Objectivity is one of the most cherished ideals of the educational research community. In fact it is so important that if our work is accused of being subjective, its status as a source of knowledge sinks slowly into the horizon like a setting sun. Yet, though we use the term objective with ease in our conversations and in our literature, its meaning is not particularly clear, nor ... are the consequences of the tacit, almost unexamined assumptions upon which it rests.
(Eisner, 1992, p. 9)
It turns out, then, that what is crucial for the objectivity of any inquiry - whether it is qualitative or quantitative - is the critical spirit in which it has been carried out. And, of course, this suggests that there can be degrees; for the pursuit of criticism and refutation obviously can be carried out more or less seriously. 'Objectivity' is the label - the 'stamp of approval' - that is used for inquiries that are at one end of the continuum.
(Phillips, 1989, p. 36)
To pursue objectivity-or truth-to-nature or trained judgment-is simultaneously to cultivate a distinctive scientific self wherein knowing and knower converge. Moreover, the very point at which they visibly converge is in the very act of seeing not as a separate individual but as a member of a particular scientific community.
Daston, L. & Galison, P. (2007) Objectivity. Cambridge, Massachusetts, Zone Books.
Acknowledging the subjectivity of statistical analysis would be healthy for science as a whole for at least two reasons.
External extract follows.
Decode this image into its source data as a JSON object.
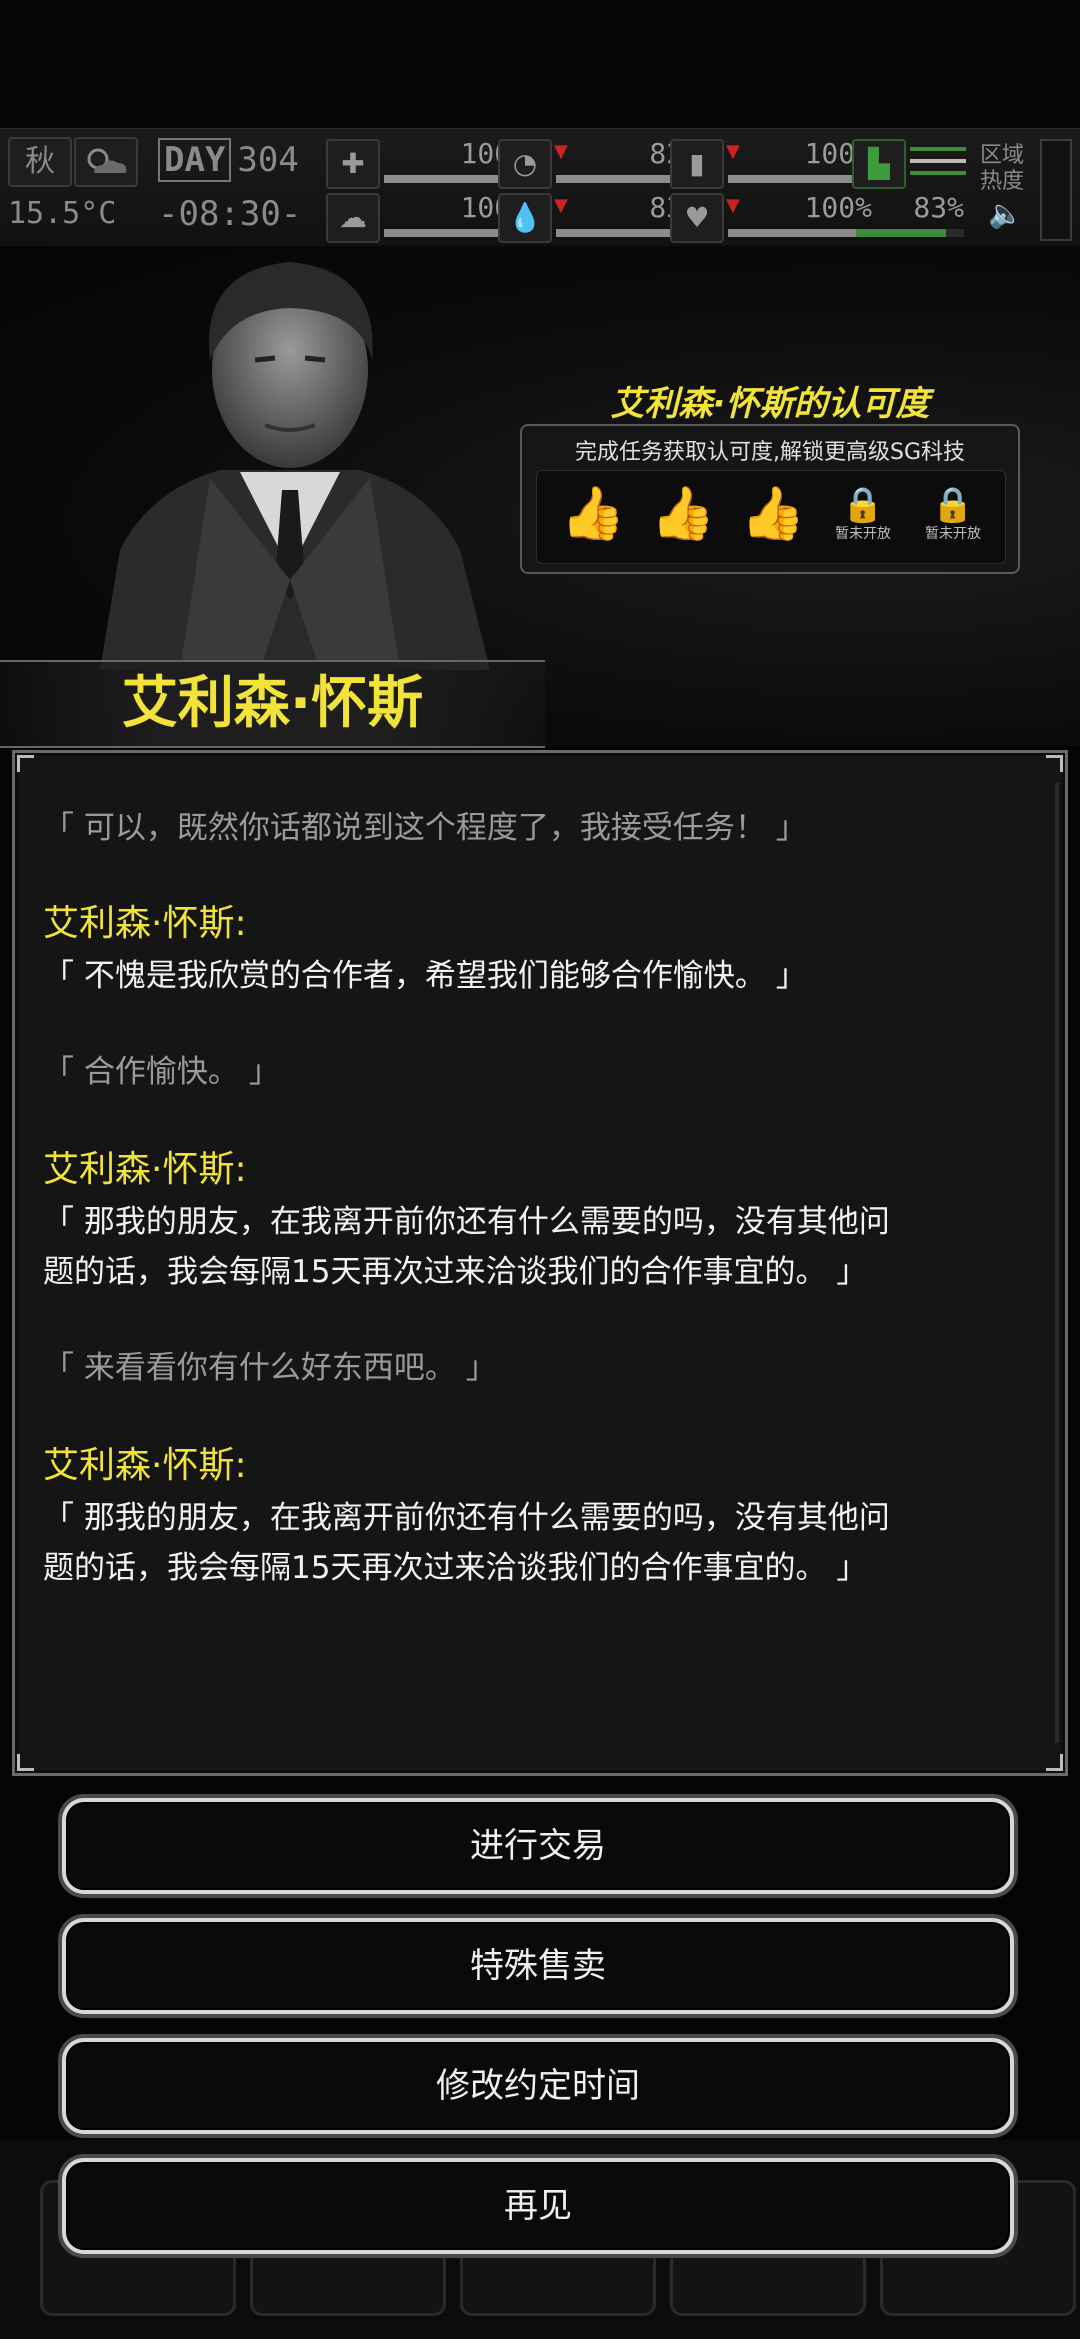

The first is that the straightforward methods of subjective analysis, called Bayesian analysis, yield answers which are much easier to understand than standard statistical answers, and hence much less likely to be misinterpreted. This will be dramatically illustrated in our first example.
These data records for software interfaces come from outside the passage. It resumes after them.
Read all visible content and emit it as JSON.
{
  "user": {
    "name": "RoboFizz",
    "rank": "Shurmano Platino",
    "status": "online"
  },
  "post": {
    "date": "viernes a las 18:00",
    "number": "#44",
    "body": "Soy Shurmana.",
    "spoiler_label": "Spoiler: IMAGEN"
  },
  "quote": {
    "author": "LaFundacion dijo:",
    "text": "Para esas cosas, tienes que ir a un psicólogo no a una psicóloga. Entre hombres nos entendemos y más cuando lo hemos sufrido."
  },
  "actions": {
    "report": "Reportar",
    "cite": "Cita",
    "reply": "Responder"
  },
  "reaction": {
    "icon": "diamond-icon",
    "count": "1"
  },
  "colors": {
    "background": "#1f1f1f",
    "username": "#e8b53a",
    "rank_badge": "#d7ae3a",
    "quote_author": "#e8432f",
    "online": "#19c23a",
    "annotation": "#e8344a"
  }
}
The second reason is that even standard statistical methods turn out to be based on subjective input - input of a type that science should seek to avoid. In particular, standard methods depend on the intentions of the investigator, including intentions about data that might have been obtained but were not. This kind of subjectivity is doubly dangerous. First, it is hidden; few researchers realize how subjective standard methods really are. Second, the subjective input arises from the producer rather than the consumer of the data - from the investigator rather than the individual scientist who reads or is told the results of the experiment.
Berger, J.O. & Berry, D.A. (1988) 'Statistical Analysis and the Illusion of Objectivity'. American Scientist, vol. 76 issue 2, p.159-165.
In order to defend the validity or objectivity of interpretation against the 'natural attitude' of the researcher, Husserl believed that any preconceptions or beliefs held by the researcher should be examined, acknowledged and then put to one side or 'bracketed'; a process also known as 'reduction' in phenomenology
Researchers subscribing to Heideggerian philosophy acknowledge that they can only interpret something according to their own beliefs, experiences and preconceptions, which are a legitimate part of the research process and should not be left out.
A deﬁning 'quality indicator' in Heideggerian research is a detailed explication of the interviewer's preconceptions and reference to these throughout the research process. In contrast, a 'quality indicator' in Husserlian phenomenology is an account of how the interviewer's preconceptions have been treated so as not to inﬂuence the research in any way.
Lowes, L. Prowse, M.A. (2001) 'Standing outside the interview process? The illusion of objectivity in phenomenological data generation'. International Journal of Nursing Studies, vol. 38, pp. 471-480.